Both parts of the framework were segmented again and again adhesively attached to the bars to ensure a precise fit (Figs. 9a and 9b) . The frameworks were then milled manually with the zirconium oxide milling device and sintered like the bars - but without coloring (Fig. 10 a and b).
After sintering, the frameworks were veneered with ceramic in shade OM1 and the occlusal area was slightly colored. Uncolored zirconium oxide frameworks are the perfect sub-construction when a patient wants a brilliant white restoration. The natural translucency and white color of the zirconium oxide enable a highly aesthetic result, even with posterior teeth made entirely of zirconium oxide (Figs. 11a and 11b) .
Gingival Resin Was Polymerized Onto The Bars And Matched To The Ceramic Gingiva Of The Framework. No Gingival Ceramic Could Be Burned Onto The Sub-Construction Because The Screw Housings Were Attached To The Zirconium Oxide With Composite Cement And This Cement Could Not Withstand The Temperatures During Firing (Fig. 12) . The result was a very white, fixed, removable, ceramic-veneered zirconium oxide dental prosthesis, the shape of which corresponded exactly to the temporary dental prosthesis that the patient valued. The patient was extremely satisfied with the results (Figs. 13 to 18) .
Zirconium oxide is the perfect material for all types of dentures. It has all the properties we could want: strength and stability as well as excellent biocompatibility and aesthetics.
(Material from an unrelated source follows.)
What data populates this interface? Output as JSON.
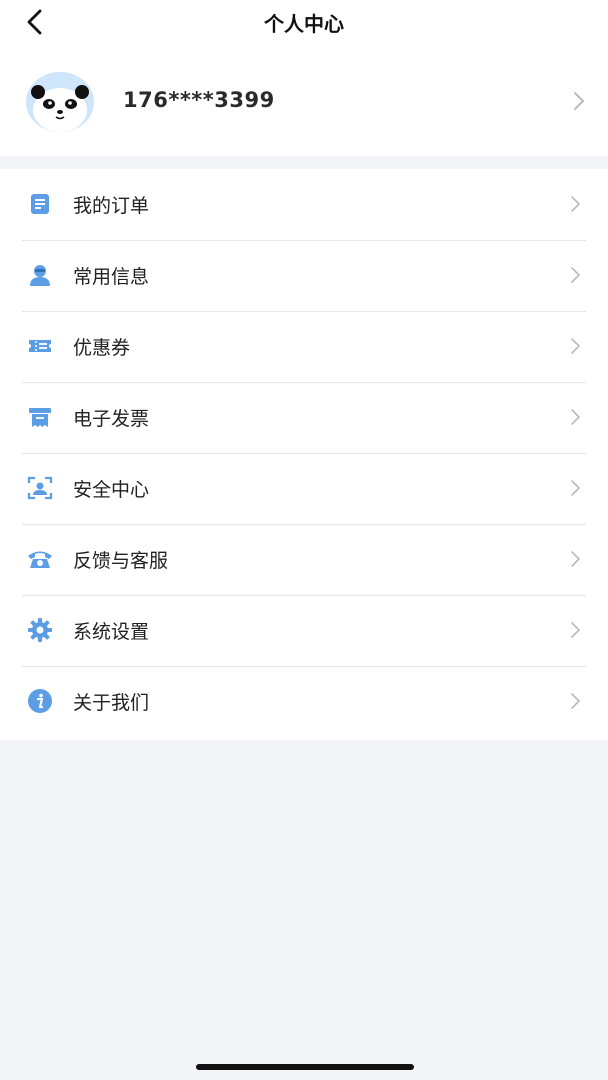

Restorations of any complexity can be made from zirconium oxide - as long as we have the right tools to exploit the impressive potential of this material.
Doctor of Dental Surgery `85, McGill University, Montreal, Quebec
Diploma in Prosthodontics `89, University of Toronto, Toronto, Ontario
Specialist in Prosthodontics `89, Ordre des Dentistes du Quebec
Fellow Pierre Fauchard Academy `05
Dr. A. W. Thornton Gold Medal ’85, McGill University
Association of Prosthodontists of Canada
Association of Prosthodontists of Quebc
Assistant Professor ‘91, McGill University, Montreal, Quebec.
Section Head ‘92, Dept. of Prosthodontics, Jewish General Hospital, Montreal.
Dr. Caro presently has private practice in Prosthodontics in Westmount, Quebec. He is as well teaching Prosthodontics and Implant Dentistry, McGill University and training residents in Prosthodontics and Implants in Jewish General Hospital. He is living in Montreal, Canada.
Owner of KerenOr Dental Studio in Montreal, Canada. He is a second generation dental technician and been in the profession for 20 years. He was graduated in Israel as a Certified Dental Technician in 1988. After graduating, he received further two year training and education in Germany. During his professional carrier, Haim took many courses and seminars in order to stay current with all the innovations in dental industry. In 2006 he took training at ZirkonZahn, Italy with manual milling system and at the same year his lab became North America first full service all Zirconia laboratory.